What are some of the positives of a home-based clinic?
So, what can we include on the positive side of the equation?
- Not paying rental/room hire fees or paying someone else a percentage of your income
- Being your own boss
- High degree of autonomy and control over client scheduling/cleaning/infection control
- Setting your own operating days/hours
- Not having to commute
- Doing chores/laundry between clients
- Working around family needs, greater flexibility.
What are some of the challenges?
- Missing the company of colleagues to discuss issues
- Marketing to new clients
- Maintaining professionalism and professional boundaries around work life/home life
- Having “randoms” in your home
- Getting distracted by domestic demands
- Maintaining work/life balance.
Home-based practitioners need to consider the implications of making a home address publicly available.
Some risk mitigation strategies include:
- Operating by appointment only
- Not publishing the clinic address on your website or social media
- Only providing your address when you confirm a booking
- Screening all your potential clients over the phone before accepting their booking
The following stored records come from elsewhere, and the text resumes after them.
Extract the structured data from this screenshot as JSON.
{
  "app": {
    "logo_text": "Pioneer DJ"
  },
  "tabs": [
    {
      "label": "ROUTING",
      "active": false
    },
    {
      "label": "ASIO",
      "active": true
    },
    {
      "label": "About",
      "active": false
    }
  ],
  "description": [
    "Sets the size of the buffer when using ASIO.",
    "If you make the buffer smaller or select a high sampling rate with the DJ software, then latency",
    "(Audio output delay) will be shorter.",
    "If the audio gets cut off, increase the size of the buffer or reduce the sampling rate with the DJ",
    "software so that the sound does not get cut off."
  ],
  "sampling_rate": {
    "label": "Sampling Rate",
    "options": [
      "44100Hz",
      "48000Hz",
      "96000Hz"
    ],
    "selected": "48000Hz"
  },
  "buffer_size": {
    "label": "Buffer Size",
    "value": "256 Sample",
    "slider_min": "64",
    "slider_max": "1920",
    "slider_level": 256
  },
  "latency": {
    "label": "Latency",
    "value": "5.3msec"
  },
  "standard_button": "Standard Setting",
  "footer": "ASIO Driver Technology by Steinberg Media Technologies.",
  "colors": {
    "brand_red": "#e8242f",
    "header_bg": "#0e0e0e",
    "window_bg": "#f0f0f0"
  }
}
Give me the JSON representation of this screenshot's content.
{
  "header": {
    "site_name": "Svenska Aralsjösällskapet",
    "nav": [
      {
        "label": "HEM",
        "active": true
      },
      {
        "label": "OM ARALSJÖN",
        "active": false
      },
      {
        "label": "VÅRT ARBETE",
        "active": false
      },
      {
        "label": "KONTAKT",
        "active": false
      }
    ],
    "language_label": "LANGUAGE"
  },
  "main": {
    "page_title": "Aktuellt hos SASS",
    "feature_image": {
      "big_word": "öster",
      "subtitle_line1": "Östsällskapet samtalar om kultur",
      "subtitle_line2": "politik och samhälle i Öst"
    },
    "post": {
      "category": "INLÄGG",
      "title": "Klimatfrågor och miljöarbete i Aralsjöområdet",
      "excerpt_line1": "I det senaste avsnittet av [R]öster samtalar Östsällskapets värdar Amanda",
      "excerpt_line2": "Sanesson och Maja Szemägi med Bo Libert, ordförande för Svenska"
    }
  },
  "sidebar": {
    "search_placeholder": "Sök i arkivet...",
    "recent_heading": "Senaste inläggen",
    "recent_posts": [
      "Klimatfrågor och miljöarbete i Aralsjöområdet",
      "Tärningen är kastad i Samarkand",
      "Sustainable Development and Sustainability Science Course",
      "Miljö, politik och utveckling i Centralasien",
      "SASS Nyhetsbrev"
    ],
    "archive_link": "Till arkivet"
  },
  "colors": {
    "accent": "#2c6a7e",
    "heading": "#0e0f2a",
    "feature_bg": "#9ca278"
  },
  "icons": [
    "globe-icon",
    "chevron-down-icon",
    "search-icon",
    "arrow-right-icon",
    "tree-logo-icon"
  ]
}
- Listening to your gut and, if you are not comfortable with a potential client when you screen them, say “no” and don’t book them
- Keeping your phone on ‘Do Not Disturb’ in case of an emergency – never switch it off
- Closing all other doors in house
- Keeping lights on in other rooms and have a TV or radio on in another room
- Being careful where you promote your business – a Gumtree ad is never going to end well
- Do not publicise when you are going on holidays on Facebook
Please also note: home-based massage businesses still need to comply with the requirements for Workplace Health and Safety as set out in the AMT Code of Practice.
Working from home can be great but it is certainly not the best fit for everyone. You do need to set clear boundaries for yourself, your family and your clients. Having a uniform for when you are in work mode can help greatly, as can setting clear clinic hours and sticking to them.
The best advice, though, is: do not do it alone.
So many therapists have worked from home at one time or another. Reach out and connect with other therapists. See how they do things, share information and ideas, and support each other to succeed. You will need this support network to keep you sane.
Do you operate a home-based clinic? What advice do you have for massage therapists thinking of starting a home-based clinic?
Liz has created some helpful checklists for anyone operating/planning to open a home-based clinic, which are available on her website:
About the Author
Liz Sharkey is a Life Member of AMT. After months of lockdown in Melbourne, Liz is preparing to restart her aged care massage business. Her love of checklists and all things compliance has kept her busy during 2020 but the chance to get back to hands-on treatment for the first time since April has her both excited and a little apprehensive – it’s like riding a bike, right? Find out more about Liz’s work on her website.